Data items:
====
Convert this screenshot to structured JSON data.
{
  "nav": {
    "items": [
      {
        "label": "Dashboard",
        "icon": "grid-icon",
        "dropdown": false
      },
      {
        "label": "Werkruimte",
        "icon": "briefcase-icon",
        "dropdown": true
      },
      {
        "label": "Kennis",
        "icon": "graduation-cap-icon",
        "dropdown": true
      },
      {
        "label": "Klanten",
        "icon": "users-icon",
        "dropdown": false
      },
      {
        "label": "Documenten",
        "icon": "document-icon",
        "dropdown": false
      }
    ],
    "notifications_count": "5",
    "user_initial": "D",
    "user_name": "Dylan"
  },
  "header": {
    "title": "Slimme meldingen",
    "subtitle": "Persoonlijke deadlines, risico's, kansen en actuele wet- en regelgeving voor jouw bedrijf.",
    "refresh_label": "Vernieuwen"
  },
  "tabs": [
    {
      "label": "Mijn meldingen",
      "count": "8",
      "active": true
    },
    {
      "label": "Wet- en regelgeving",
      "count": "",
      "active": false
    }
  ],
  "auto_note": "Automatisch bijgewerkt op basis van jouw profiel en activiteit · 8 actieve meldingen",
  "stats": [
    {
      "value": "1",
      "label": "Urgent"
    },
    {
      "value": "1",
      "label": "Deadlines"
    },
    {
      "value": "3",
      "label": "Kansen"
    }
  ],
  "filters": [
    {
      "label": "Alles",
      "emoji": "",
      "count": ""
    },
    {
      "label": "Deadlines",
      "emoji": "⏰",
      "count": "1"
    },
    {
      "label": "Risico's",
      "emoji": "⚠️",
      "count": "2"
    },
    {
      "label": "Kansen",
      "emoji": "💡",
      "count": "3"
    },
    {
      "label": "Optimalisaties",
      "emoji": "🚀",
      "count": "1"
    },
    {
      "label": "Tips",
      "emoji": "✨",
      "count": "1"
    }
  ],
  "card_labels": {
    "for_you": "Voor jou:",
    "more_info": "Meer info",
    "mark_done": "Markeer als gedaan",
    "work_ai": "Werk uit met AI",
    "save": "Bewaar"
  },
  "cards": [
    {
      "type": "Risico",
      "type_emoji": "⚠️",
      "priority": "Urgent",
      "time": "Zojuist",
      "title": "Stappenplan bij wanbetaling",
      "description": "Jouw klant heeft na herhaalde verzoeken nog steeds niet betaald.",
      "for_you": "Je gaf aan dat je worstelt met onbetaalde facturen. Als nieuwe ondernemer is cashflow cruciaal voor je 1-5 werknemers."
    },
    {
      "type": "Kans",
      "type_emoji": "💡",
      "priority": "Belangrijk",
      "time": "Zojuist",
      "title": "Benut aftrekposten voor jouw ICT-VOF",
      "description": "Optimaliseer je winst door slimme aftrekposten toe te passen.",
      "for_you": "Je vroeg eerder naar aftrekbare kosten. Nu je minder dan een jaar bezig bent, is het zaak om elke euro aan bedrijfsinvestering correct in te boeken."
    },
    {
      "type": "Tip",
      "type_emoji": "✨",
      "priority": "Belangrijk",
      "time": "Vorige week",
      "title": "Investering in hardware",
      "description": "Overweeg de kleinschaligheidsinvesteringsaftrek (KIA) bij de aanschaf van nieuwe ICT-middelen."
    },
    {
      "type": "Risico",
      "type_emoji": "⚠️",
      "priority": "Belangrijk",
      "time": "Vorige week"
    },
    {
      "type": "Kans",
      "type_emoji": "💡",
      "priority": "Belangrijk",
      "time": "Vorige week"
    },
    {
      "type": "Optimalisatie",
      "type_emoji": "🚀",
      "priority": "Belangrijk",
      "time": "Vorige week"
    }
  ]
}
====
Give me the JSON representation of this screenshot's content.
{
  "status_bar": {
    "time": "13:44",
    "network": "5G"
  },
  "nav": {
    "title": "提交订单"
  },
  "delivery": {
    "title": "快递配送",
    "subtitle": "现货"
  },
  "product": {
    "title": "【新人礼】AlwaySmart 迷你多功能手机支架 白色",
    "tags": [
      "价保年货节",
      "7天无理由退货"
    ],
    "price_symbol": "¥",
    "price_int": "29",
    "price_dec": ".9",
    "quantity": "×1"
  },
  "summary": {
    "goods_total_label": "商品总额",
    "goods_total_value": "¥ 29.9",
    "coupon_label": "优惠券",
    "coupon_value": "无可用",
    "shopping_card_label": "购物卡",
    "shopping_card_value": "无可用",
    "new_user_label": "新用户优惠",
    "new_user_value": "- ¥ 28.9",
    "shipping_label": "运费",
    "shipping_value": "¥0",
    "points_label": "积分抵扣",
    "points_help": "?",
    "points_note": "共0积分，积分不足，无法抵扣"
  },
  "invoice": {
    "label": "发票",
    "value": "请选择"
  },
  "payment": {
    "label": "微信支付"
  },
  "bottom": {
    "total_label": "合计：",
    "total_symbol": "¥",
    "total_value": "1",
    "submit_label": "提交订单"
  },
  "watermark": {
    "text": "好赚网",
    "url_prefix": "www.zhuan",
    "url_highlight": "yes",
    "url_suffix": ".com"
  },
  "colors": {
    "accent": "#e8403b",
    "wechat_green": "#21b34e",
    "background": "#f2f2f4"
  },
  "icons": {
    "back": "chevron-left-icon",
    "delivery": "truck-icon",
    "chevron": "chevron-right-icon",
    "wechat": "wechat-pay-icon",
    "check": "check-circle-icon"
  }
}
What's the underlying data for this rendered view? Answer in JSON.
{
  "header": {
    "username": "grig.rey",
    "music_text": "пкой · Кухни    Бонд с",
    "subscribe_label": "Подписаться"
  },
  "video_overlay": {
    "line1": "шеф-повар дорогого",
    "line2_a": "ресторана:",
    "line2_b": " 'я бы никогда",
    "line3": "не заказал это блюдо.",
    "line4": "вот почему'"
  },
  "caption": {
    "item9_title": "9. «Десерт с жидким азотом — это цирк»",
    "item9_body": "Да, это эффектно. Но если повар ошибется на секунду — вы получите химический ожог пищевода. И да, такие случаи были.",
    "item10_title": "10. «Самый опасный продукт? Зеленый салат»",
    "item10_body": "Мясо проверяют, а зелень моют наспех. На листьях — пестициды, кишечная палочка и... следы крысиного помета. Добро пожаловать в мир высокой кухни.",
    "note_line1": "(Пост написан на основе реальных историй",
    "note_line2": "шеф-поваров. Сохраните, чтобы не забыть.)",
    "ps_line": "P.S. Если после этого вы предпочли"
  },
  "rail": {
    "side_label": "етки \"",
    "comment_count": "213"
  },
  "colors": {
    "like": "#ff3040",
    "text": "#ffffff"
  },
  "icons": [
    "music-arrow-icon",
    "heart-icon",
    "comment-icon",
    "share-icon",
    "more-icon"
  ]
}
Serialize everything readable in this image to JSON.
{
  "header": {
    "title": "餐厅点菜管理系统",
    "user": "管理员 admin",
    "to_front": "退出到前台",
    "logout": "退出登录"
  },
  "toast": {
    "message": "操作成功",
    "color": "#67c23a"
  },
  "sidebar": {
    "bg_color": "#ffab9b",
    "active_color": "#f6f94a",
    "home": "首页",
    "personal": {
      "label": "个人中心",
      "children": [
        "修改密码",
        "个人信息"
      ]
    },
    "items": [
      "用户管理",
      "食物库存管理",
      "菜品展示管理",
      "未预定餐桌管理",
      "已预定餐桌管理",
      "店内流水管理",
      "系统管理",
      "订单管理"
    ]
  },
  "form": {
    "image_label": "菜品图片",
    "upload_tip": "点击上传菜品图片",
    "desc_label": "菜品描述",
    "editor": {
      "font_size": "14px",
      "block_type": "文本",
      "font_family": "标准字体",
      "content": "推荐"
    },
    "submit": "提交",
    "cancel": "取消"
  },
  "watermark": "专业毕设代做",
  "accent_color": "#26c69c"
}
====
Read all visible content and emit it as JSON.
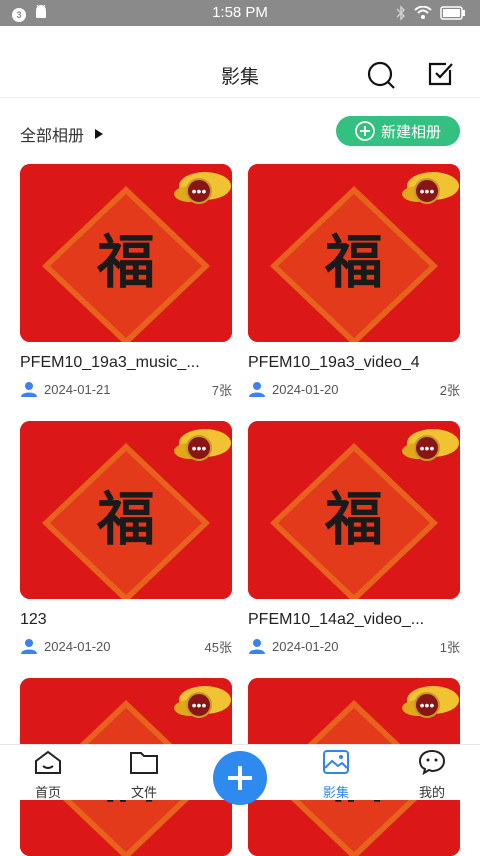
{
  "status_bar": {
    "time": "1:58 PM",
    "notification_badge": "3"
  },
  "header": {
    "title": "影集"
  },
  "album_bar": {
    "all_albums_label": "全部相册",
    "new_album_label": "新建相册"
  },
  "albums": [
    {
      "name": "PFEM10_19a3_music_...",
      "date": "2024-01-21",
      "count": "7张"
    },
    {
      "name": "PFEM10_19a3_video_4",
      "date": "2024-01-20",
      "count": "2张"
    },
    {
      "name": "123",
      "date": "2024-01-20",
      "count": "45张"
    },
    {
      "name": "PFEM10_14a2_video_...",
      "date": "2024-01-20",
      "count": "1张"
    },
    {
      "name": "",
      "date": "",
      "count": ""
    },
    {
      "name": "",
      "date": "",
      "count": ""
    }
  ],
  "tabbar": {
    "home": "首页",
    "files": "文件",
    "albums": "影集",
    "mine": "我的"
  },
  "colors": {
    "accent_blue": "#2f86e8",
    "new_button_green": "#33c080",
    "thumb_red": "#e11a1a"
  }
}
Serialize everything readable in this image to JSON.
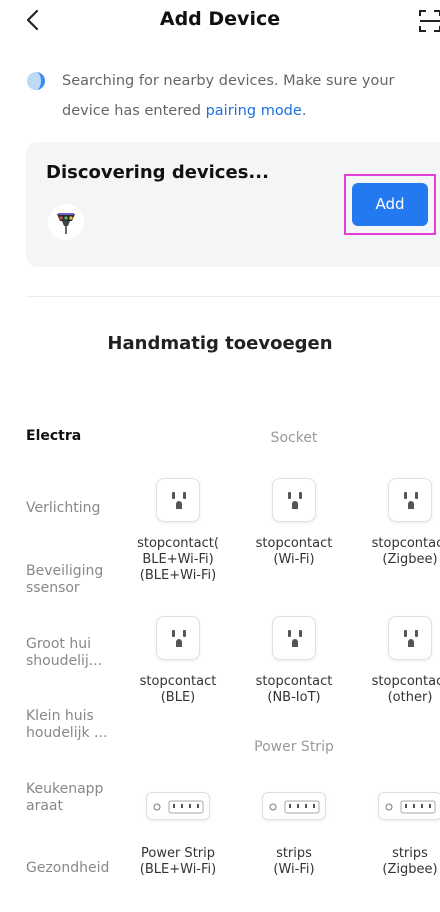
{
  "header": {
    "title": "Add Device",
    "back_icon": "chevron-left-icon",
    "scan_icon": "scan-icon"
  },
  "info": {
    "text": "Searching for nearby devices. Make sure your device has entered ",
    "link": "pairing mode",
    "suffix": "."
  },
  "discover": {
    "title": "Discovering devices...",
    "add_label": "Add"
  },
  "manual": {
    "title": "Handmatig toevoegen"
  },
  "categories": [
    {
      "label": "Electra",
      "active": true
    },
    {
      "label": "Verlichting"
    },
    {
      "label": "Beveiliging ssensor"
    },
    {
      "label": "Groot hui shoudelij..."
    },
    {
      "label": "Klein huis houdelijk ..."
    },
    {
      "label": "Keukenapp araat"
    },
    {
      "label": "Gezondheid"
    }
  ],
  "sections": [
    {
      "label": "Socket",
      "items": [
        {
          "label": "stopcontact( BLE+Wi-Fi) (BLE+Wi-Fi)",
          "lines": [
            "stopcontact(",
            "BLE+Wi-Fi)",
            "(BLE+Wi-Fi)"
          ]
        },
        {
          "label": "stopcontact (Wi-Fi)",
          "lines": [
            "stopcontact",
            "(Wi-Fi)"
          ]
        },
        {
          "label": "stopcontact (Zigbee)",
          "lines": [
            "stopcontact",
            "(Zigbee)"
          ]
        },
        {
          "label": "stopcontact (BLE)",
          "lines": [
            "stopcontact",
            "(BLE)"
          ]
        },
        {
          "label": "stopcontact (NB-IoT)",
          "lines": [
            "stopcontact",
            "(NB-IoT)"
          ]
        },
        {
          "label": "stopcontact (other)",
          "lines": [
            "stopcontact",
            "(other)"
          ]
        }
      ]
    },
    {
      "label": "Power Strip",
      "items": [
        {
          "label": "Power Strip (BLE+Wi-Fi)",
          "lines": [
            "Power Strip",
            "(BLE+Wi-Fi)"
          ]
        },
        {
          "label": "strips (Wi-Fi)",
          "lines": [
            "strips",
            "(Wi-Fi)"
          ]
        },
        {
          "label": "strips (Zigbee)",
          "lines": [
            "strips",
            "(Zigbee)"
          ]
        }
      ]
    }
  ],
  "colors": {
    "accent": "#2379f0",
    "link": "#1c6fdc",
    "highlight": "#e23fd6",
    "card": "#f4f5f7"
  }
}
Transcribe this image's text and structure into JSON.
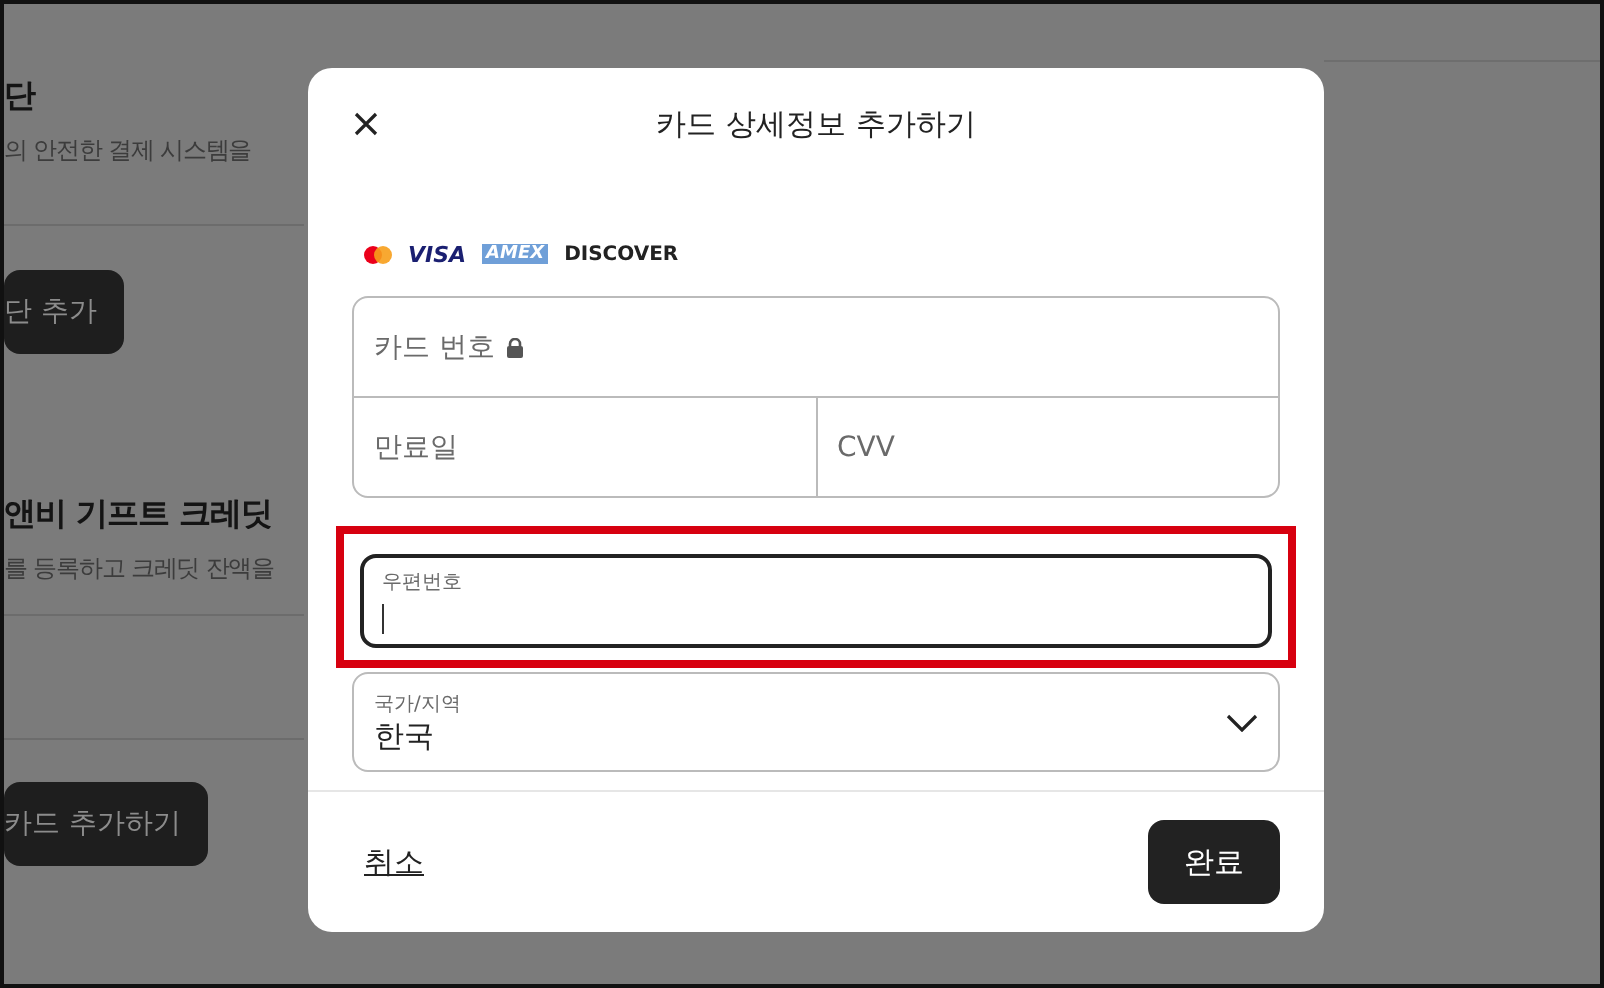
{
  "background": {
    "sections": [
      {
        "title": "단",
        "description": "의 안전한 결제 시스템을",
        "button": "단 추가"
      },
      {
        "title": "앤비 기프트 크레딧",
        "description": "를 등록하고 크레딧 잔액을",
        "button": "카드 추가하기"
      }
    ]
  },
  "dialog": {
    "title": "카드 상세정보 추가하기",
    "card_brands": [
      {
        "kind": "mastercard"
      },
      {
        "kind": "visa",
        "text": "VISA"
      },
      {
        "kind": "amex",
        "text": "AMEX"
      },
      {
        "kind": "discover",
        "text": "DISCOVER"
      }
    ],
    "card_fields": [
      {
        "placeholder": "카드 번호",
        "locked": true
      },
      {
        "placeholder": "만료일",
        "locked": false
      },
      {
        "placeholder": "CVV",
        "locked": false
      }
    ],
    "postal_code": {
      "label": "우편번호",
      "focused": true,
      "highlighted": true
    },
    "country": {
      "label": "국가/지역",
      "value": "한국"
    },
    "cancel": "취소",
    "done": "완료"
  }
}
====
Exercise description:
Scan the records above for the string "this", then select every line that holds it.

Finished exercise:
Convert this screenshot to structured JSON data.
Give me the JSON representation of this screenshot's content.
What's the underlying data for this rendered view? Answer in JSON.
Serialize everything readable in this image to JSON.
Serialize everything readable in this image to JSON.
Transcribe this image's text and structure into JSON.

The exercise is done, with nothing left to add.